Date of Award
Doctor of Philosophy (PhD)
Munevver Mine Subasi
Subjects in a population are represented by their characteristics, and the characteristics are represented by variables. Identifying the relationship between these variables is essential for prediction, hypothesis testing, and decision making. The relation between two variables is often quantified using a correlation factor. Once correlations between response and independent variables are known, they can be used to make predictions regarding response variables. That is, if two variables are correlated, by observing one, we can make predictions about the other one. A more accurate prediction can be made where there is a strong relationship between variables. Several correlation factors have been introduced. Among them, Pearson’s Correlation Coefficient has been commonly used, while Distance Correlation and Maximal Information Coefficient have been recently introduced to address the shortcomings of Pearson’s Correlation Coefficient. Different coefficients perform differently for identifying underlying relationships and under different noise conditions. This makes it very challenging to choose the right correlation factor for a specific dataset when the underlying relationship is unknown. In this dissertation, we first compare these factors through a set of Monte Carlo simulations for different relationships and a variety of noise conditions. We then propose a method to ensemble and aggregate them to introduce a more robust factor that can be generally used with a variety of relationship types under different noise conditions. We then apply the proposed ensemble method to DNA copy numbers obtained from patients with non-small cell lung cancer to identify associated genes with lung cancer.
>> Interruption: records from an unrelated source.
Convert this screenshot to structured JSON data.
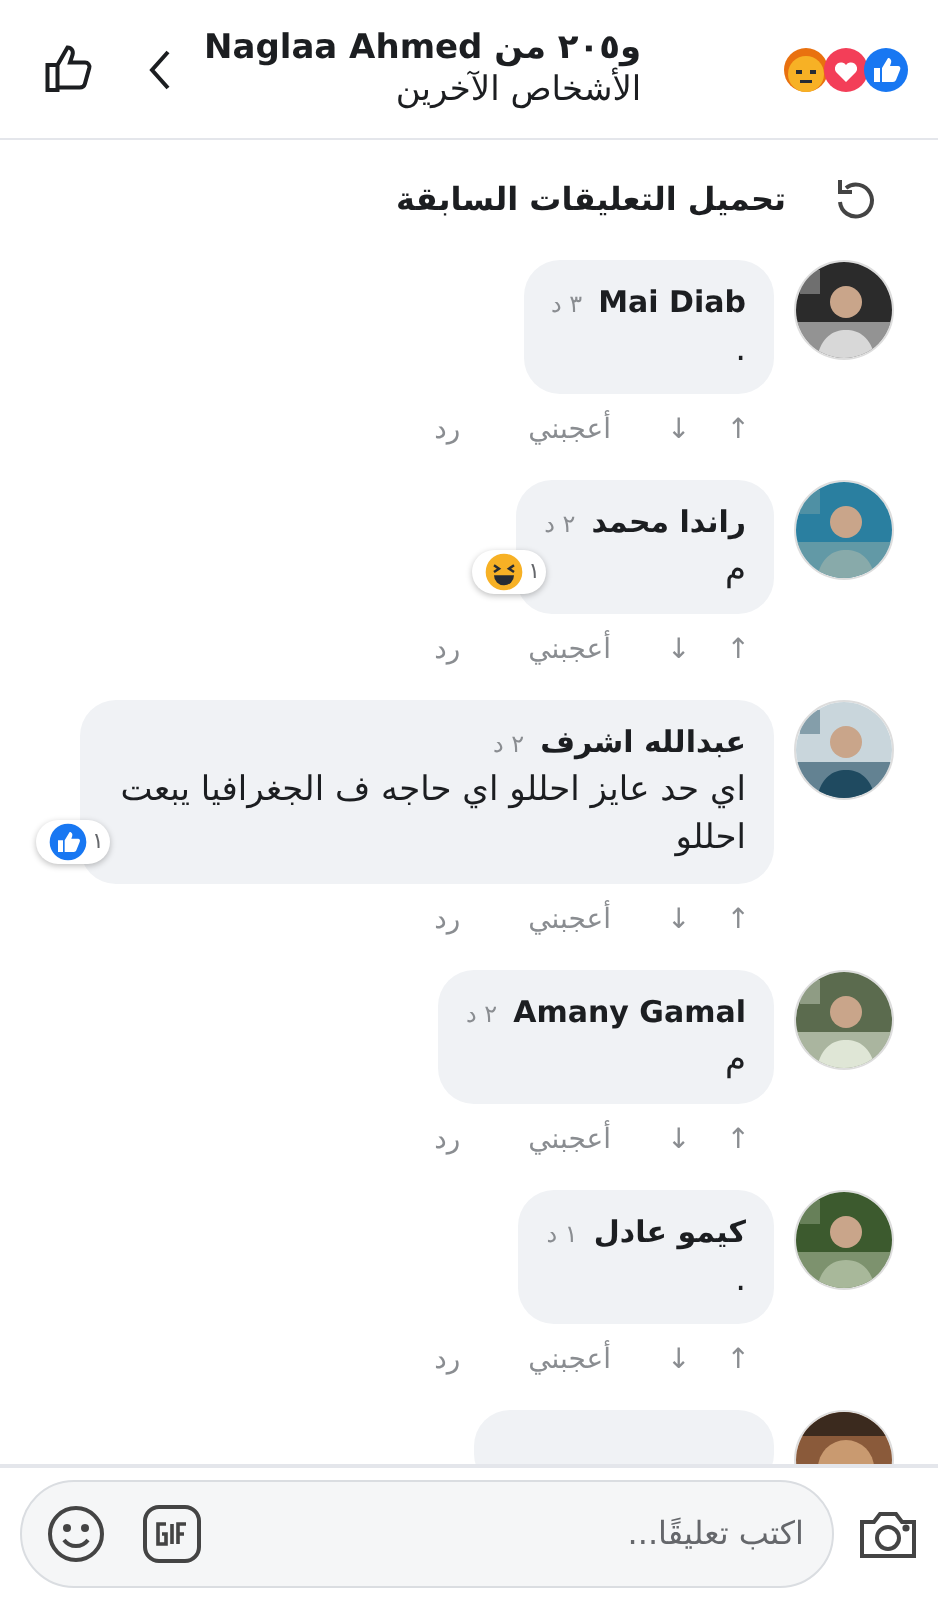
{
  "header": {
    "reactions": [
      {
        "kind": "angry"
      },
      {
        "kind": "love"
      },
      {
        "kind": "like"
      }
    ],
    "title": "و٢٠٥ من Naglaa Ahmed",
    "subtitle": "الأشخاص الآخرين"
  },
  "load_previous": {
    "label": "تحميل التعليقات السابقة"
  },
  "comments": [
    {
      "author": "Mai Diab",
      "time": "٣ د",
      "text": ".",
      "actions": {
        "up": "↑",
        "down": "↓",
        "like": "أعجبني",
        "reply": "رد"
      }
    },
    {
      "author": "راندا محمد",
      "time": "٢ د",
      "text": "م",
      "reaction": {
        "kind": "haha",
        "count": "١"
      },
      "actions": {
        "up": "↑",
        "down": "↓",
        "like": "أعجبني",
        "reply": "رد"
      }
    },
    {
      "author": "عبدالله اشرف",
      "time": "٢ د",
      "text": "اي حد عايز احللو اي حاجه ف الجغرافيا يبعت احللو",
      "reaction": {
        "kind": "like",
        "count": "١"
      },
      "actions": {
        "up": "↑",
        "down": "↓",
        "like": "أعجبني",
        "reply": "رد"
      }
    },
    {
      "author": "Amany Gamal",
      "time": "٢ د",
      "text": "م",
      "actions": {
        "up": "↑",
        "down": "↓",
        "like": "أعجبني",
        "reply": "رد"
      }
    },
    {
      "author": "كيمو عادل",
      "time": "١ د",
      "text": ".",
      "actions": {
        "up": "↑",
        "down": "↓",
        "like": "أعجبني",
        "reply": "رد"
      }
    }
  ],
  "composer": {
    "placeholder": "اكتب تعليقًا..."
  }
}
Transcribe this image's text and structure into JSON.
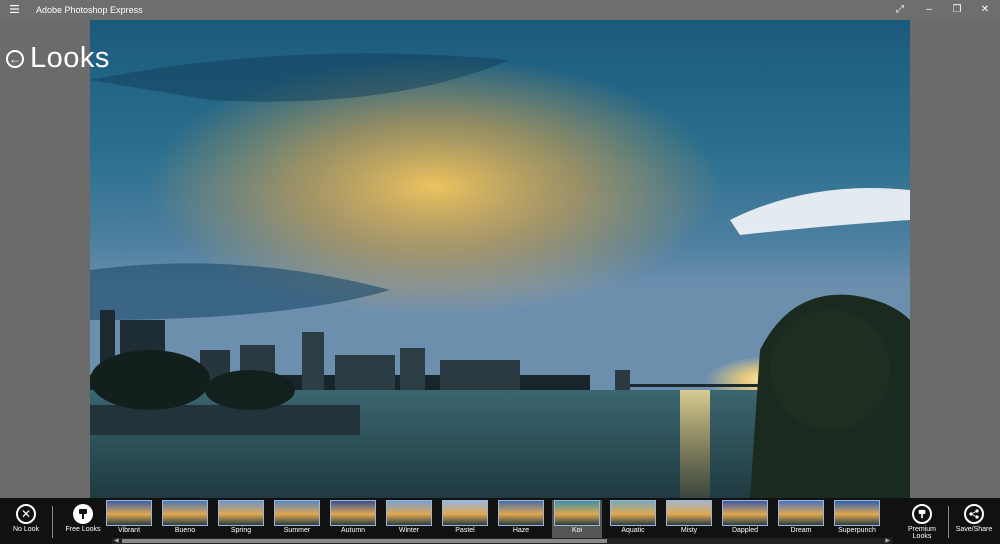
{
  "window": {
    "title": "Adobe Photoshop Express",
    "controls": {
      "fullscreen_icon": "expand-icon",
      "minimize_icon": "minimize-icon",
      "restore_icon": "restore-icon",
      "close_icon": "close-icon"
    }
  },
  "header": {
    "back_icon": "back-arrow-icon",
    "title": "Looks"
  },
  "photo": {
    "description": "",
    "alt": ""
  },
  "bottom": {
    "no_look": "No Look",
    "free_looks": "Free Looks",
    "premium_looks": "Premium Looks",
    "save_share": "Save/Share",
    "looks": [
      {
        "label": "Vibrant",
        "color": "#3c5fa8"
      },
      {
        "label": "Bueno",
        "color": "#4a78b8"
      },
      {
        "label": "Spring",
        "color": "#6c94c6"
      },
      {
        "label": "Summer",
        "color": "#5a86c0"
      },
      {
        "label": "Autumn",
        "color": "#3b4f8f"
      },
      {
        "label": "Winter",
        "color": "#7aa0d0"
      },
      {
        "label": "Pastel",
        "color": "#9bb8dc"
      },
      {
        "label": "Haze",
        "color": "#4a6ca8"
      },
      {
        "label": "Koi",
        "color": "#3e8fa3"
      },
      {
        "label": "Aquatic",
        "color": "#79a8b8"
      },
      {
        "label": "Misty",
        "color": "#a8b8c8"
      },
      {
        "label": "Dappled",
        "color": "#3c58a4"
      },
      {
        "label": "Dream",
        "color": "#4a72c0"
      },
      {
        "label": "Superpunch",
        "color": "#2e5fb2"
      }
    ],
    "selected_index": 8
  },
  "colors": {
    "titlebar": "#6e6e6e",
    "bottombar": "#111111",
    "accent": "#9bb6d8"
  }
}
Finally, we introduce our Robust Distance Correlation, a method that we developed to improve Distance Correlation and to make it robust with regard to the relationship type as well as the noise environment.
Deebani, Wejdan, "Ensemble Correlation Coefficient for Variable Association Detection" (2019). Theses and Dissertations. 990.